Over the past few years there has been a resurgence in isometric cRPGs. Divinity Original Sin, and Pillars of Eternity paid homage to the classic Dungeons & Dragons games from Black Isle such as Baldur’s Gate and Planescape: Torment. The recent success of Divinty and PoE should have paved the way for Sword Coast Legends to be a resounding success and in the process place D&D squarely back in the forefront of cRPGs. The only problem with that dream scenario is SCL has come up a little short.
It is a double edged sword working on a well-known IP and when it comes to well-known IPs Dungeons & Dragons is one of the biggest there is. It is an impossible task to create a true to rules D&D experience as a computer game straight from the table top books. The best a developer can hope to do is boil down the essence of what makes D&D special and try and transfer that to the computer.
When it comes to the setting N-Space was able to make that conversion a reality. Their inclusion of subtle jokes that make reference to the overall Forgotten Realms setting helps prove that point. For those that aren’t big fans of D&D or the Forgotten Realms they just may come off as corny characters. For those in the know these are bits of lore in a meta way that help pull the whole experience together for you.
Things start to get hazy though when it comes to character progression. D&D has always had an interesting spell system and never one that worked very well as a computer game system without a lot of finessing. Fifth Edition has made it a littler easier with the use of cantrips; however, and the developers take full use of that in Sword Coast Legends. As far as the way the rest of the skills progress, they have been boiled down to work a lot like other RPGs that don’t have the D&D name associated with it. This is the other side of that sword. If a non D&D game had a skill system like this very few if any would complain. I consider this to be a needed change for the greater good.
Aesthetically Sword Coast Legends is run of the mill at best. The characters models during creation looked quite nice but once you were in game you could never zoom in close enough to them to appreciate any of their finer details. The camera does rotate a full 360 degrees and had some tilt but having that extra bit of zoom could have added that extra bit a flair it really needs to grab you and pull you in.
The story is interesting, if not inspired, and has a few truly memorable moments. It also ties into the overall D&D Rage of Demons season that is currently happening across the entire D&D suite of products (minis, table top, Neverwinter, etc). The characters feel lacking though and my personal favorite ended up making his swan song in the first act. The voice acting is also a point of contention. Some characters are done well and others are not. Then again that could be because the characters weren’t that well developed to begin with.
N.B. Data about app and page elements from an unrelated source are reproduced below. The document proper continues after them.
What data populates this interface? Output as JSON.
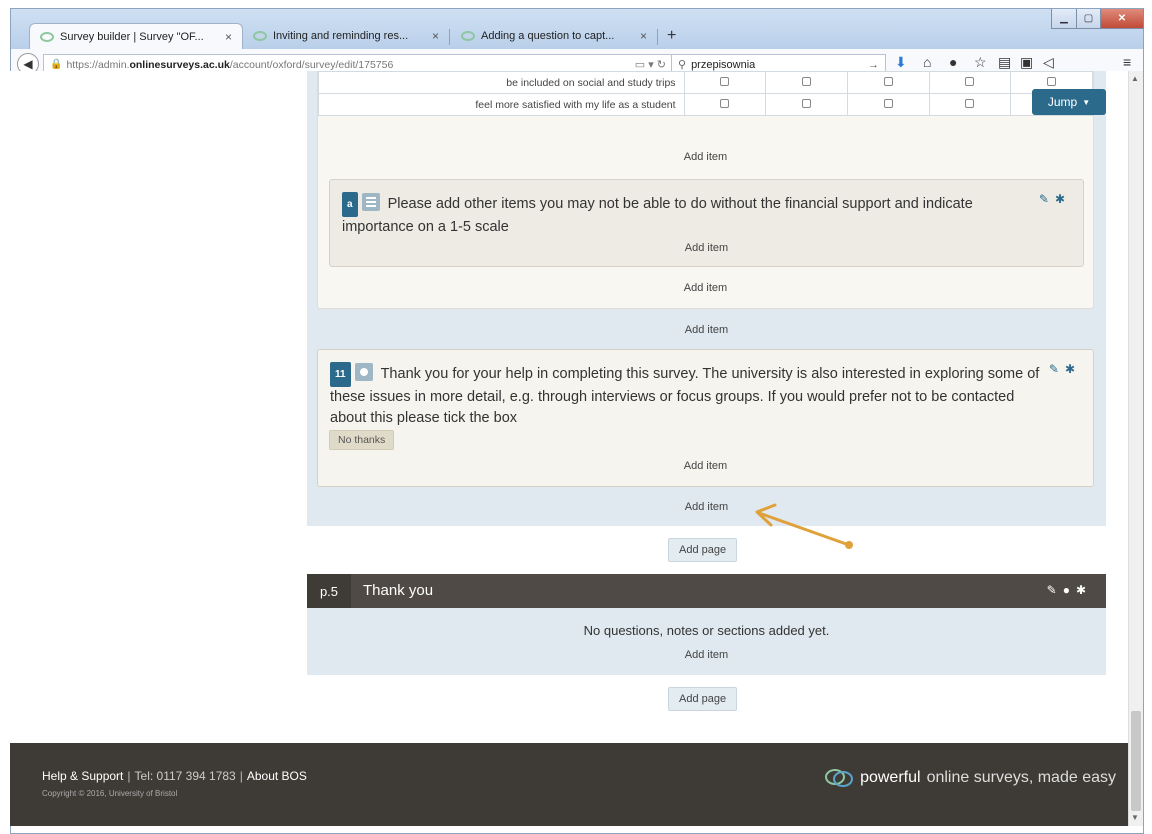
{
  "tabs": [
    {
      "label": "Survey builder | Survey \"OF...",
      "close": "×"
    },
    {
      "label": "Inviting and reminding res...",
      "close": "×"
    },
    {
      "label": "Adding a question to capt...",
      "close": "×"
    }
  ],
  "newtab": "+",
  "url": {
    "prefix": "https://admin.",
    "domain": "onlinesurveys.ac.uk",
    "path": "/account/oxford/survey/edit/175756"
  },
  "search": {
    "value": "przepisownia"
  },
  "jump": {
    "label": "Jump"
  },
  "matrix_rows": [
    {
      "label": "be included on social and study trips"
    },
    {
      "label": "feel more satisfied with my life as a student"
    }
  ],
  "add_item": "Add item",
  "add_page": "Add page",
  "question_a": {
    "badge": "a",
    "text": "Please add other items you may not be able to do without the financial support and indicate importance on a 1-5 scale"
  },
  "question_11": {
    "badge": "11",
    "text": "Thank you for your help in completing this survey. The university is also interested in exploring some of these issues in more detail, e.g. through interviews or focus groups. If you would prefer not to be contacted about this please tick the box",
    "option": "No thanks"
  },
  "page5": {
    "number": "p.5",
    "title": "Thank you",
    "empty": "No questions, notes or sections added yet."
  },
  "footer": {
    "help": "Help & Support",
    "tel": "Tel: 0117 394 1783",
    "about": "About BOS",
    "copyright": "Copyright © 2016, University of Bristol",
    "brand_strong": "powerful",
    "brand_rest": "online surveys, made easy"
  },
  "colors": {
    "accent": "#2c6a8c",
    "arrow": "#e0a13a",
    "footer": "#3e3b36",
    "page_bg": "#dfe9ef"
  }
}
Speaking of underdeveloped characters, the protagonist throughout the whole thing, you, feels a bit underdeveloped itself. A lot of the “choices” you’ll make in the adventure don’t seem to have any real consequences. In fact most of the time you’ll still end up having to pick the same final answer through a dialogue tree regardless of which route you take. You’d think killing a bunch of people that probably didn’t have to die would have a profound effect on you. Turns out not so much.
Another place where SCL feels lacking is in the combat. There is room for strategic combat in cRPGs and the pause feature in the game is a nice touch if the rest of the combat could pick up the pace. However the overall combat experience just ends up feeling slow and sluggish. This has been pointed at as having to deal with the cool downs on abilities and the rounds that characters take in combat. Regardless it doesn’t have the crispness that is found in games such as Pillars of Eternity. It just feels like the characters are constantly fighting in mud.
What could have been one of the greatest features to this game turns out to be one of its biggest weaknesses, the DM Mode. You can set triggers for quests, create dialogue for characters, set flavor text for items, and choose what type of monsters you would like in certain areas but you lack the tools to really build those dungeons. I think this will end up curtailing the development of user generated content that so many of us were hoping for. Live action DM mode is still a lot of fun though. The ability to change difficulties of encounters on the fly, add a few more monsters in, give a unique monster a special ability or even to take over and play as the monster. The fact that you can gain DM loot and gain a DM rating also is a plus. Overall though the inability to build those truly custom campaigns will prevent most DMs from spending more than a few hours with these tools.
Sword Coast Legends had the table set for it. The huddled masses had shown their willingness to gobble up isometric cRPGs with abandon. The problem is this holiday season in the consumer should probably stick to gobbling up Turkey instead.
Gameplay: 7 Combat felt sluggish. The pause feature was welcome but felt largely unnecessary. Quests were linear and lacked diversity.
Visuals and Sound: 6 The 360 rotation on the camera is a nice feature. The overall graphics didn’t do it for me. The characters in game felt lacking compared to the way they looked in the creator. The camera scrolling in more might have helped.
Polish: 7 The developers kept this one in the oven a bit longer than originally planned to add some polish and kill some bugs. It’s a shame they couldn’t get do more work on the DM mode to make it a real creative tool.
Longevity: 7 The main campaign should last you about 30 hours but with no real freedom of choice a single play through will suffice. User generated content could supplement what the developers churn out for DLC but the quality of that is dubious.
Value: 7 $39.99 on steam. Pretty middle of the pack on pricing.